The Open Wearables Initiative (OWEAR), launched last September by Nextbridge Health, Shimmer Research and Dr. Vincent van Hees, announced that it is now “actively soliciting” open-source software and datasets from wearable sensors and other connected health technologies. The group wants to create a platform from which researchers and care providers can share digital health source codes and algorithms.
The initiative builds on the popularity of mHealth sensors and platforms designed to help care providers and researcher collect biometric information outside the hospital, clinic or doctor’s office, for use in remote patient monitoring programs and other efforts. The growing market includes smartwatches and fitness bands, smartglasses and hearing aids, sensor-embedded clothing, ingestibles, patches, tattoos, bandages and other form factors.
“Wearables, ingestible sensors and in-home monitoring technologies offer the opportunity to assess an individual’s health continuously, objectively and in real time,” the group said in a press release. “As a result, they hold the potential to revolutionize health, healthcare, and health research. However, the lack of accepted endpoints is proving to be a major impediment to the adoption of these digital measures in clinical trials. OWEAR will leverage the work of thousands of researchers from academia, pharma, and other organizations during the past decade to facilitate the development of those requisite endpoints.”
“OWEAR will serve as a community hub, indexing, distributing and benchmarking algorithms openly and transparently,” the group continued. “It will act as a neutral broker, conducting formal, objective benchmarking processes and identifying high-performing algorithms in selected domains. Its goal is to provide the industry with a searchable database of benchmarked algorithms and source code that can be freely used by everyone.

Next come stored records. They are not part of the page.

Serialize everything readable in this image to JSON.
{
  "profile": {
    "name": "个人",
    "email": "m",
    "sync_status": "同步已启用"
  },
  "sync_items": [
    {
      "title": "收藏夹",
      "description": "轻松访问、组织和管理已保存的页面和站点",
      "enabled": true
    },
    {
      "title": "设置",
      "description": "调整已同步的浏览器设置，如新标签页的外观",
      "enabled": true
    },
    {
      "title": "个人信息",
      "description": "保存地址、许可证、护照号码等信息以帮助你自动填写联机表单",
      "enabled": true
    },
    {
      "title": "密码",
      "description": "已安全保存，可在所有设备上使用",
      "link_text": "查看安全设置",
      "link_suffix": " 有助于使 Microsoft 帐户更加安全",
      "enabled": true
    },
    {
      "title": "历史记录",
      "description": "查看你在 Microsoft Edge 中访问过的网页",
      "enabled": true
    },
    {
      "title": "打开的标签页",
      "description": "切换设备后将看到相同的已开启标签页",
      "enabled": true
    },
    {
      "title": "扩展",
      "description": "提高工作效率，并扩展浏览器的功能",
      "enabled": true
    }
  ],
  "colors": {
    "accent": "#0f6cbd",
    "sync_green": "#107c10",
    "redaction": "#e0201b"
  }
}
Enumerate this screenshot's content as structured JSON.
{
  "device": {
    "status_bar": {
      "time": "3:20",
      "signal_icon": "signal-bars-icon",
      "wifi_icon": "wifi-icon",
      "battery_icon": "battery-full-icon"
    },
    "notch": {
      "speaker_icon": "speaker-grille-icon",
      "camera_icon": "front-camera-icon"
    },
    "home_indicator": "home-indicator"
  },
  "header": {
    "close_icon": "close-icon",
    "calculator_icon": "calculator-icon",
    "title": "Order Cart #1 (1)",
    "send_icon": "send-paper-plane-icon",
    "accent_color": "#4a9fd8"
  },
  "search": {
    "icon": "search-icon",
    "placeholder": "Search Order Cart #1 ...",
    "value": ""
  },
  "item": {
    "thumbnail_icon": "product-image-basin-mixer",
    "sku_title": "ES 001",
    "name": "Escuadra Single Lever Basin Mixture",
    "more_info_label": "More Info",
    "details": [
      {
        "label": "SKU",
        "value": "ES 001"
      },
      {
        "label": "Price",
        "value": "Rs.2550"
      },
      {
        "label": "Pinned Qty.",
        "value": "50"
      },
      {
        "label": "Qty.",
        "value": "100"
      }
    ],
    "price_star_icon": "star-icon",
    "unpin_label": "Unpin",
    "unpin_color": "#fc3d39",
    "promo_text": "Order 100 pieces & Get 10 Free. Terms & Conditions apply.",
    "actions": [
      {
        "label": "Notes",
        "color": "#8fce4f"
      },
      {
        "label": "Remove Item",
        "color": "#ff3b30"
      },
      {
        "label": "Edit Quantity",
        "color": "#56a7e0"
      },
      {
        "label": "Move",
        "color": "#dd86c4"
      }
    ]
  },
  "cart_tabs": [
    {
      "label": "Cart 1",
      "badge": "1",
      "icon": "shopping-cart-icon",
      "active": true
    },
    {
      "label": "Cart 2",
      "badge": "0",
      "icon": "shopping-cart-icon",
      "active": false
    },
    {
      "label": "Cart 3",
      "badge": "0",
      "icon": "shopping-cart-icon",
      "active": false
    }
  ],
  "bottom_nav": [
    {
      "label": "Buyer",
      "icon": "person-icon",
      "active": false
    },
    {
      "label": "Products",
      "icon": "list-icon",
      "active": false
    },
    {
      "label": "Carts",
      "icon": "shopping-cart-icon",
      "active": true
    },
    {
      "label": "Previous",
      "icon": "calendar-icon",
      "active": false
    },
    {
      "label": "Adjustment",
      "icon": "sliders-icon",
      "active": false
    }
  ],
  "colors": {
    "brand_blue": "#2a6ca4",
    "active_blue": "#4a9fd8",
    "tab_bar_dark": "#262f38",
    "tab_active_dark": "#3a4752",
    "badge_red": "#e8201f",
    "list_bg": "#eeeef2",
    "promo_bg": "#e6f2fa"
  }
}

This new resource will help to streamline drug development and enable digital medicine.”
The initiative has also expanded its working group to include executives from four major pharmaceutical companies, the Clinical Research Organization (CRO), Sage Bionetworks – a Seattle-based biomedical research non-profit involved in some of the earliest Apple ResearchKit studies – and the Digital Medicine Society (DiMe), a Boston-based non-profit launched in May 2019 to support “the development of digital medicine through interdisciplinary collaboration, research, teaching, and the promotion of best practices.”
The group is asking software developers and researchers to register mHealth algorithms and datasets at the OWEAR website, so that OWEAR can create an index of available resources. OWEAR will not host the software or datasets, leaving that to repositories such as GitHub, Synapse.org and the UCI Machine Learning Repository.
OWEAR officials have also announced the launch of two “Phase One” programs. One is gathering and evaluating algorithms that measure gait, while the other is collecting algorithms from devices that measure sleep.
“These projects will serve to evaluate the utility of the benchmarking program in active solicitation of high priority domains,” the group said on its website. “It will also serve to seed the algorithms and data content in the community hub.”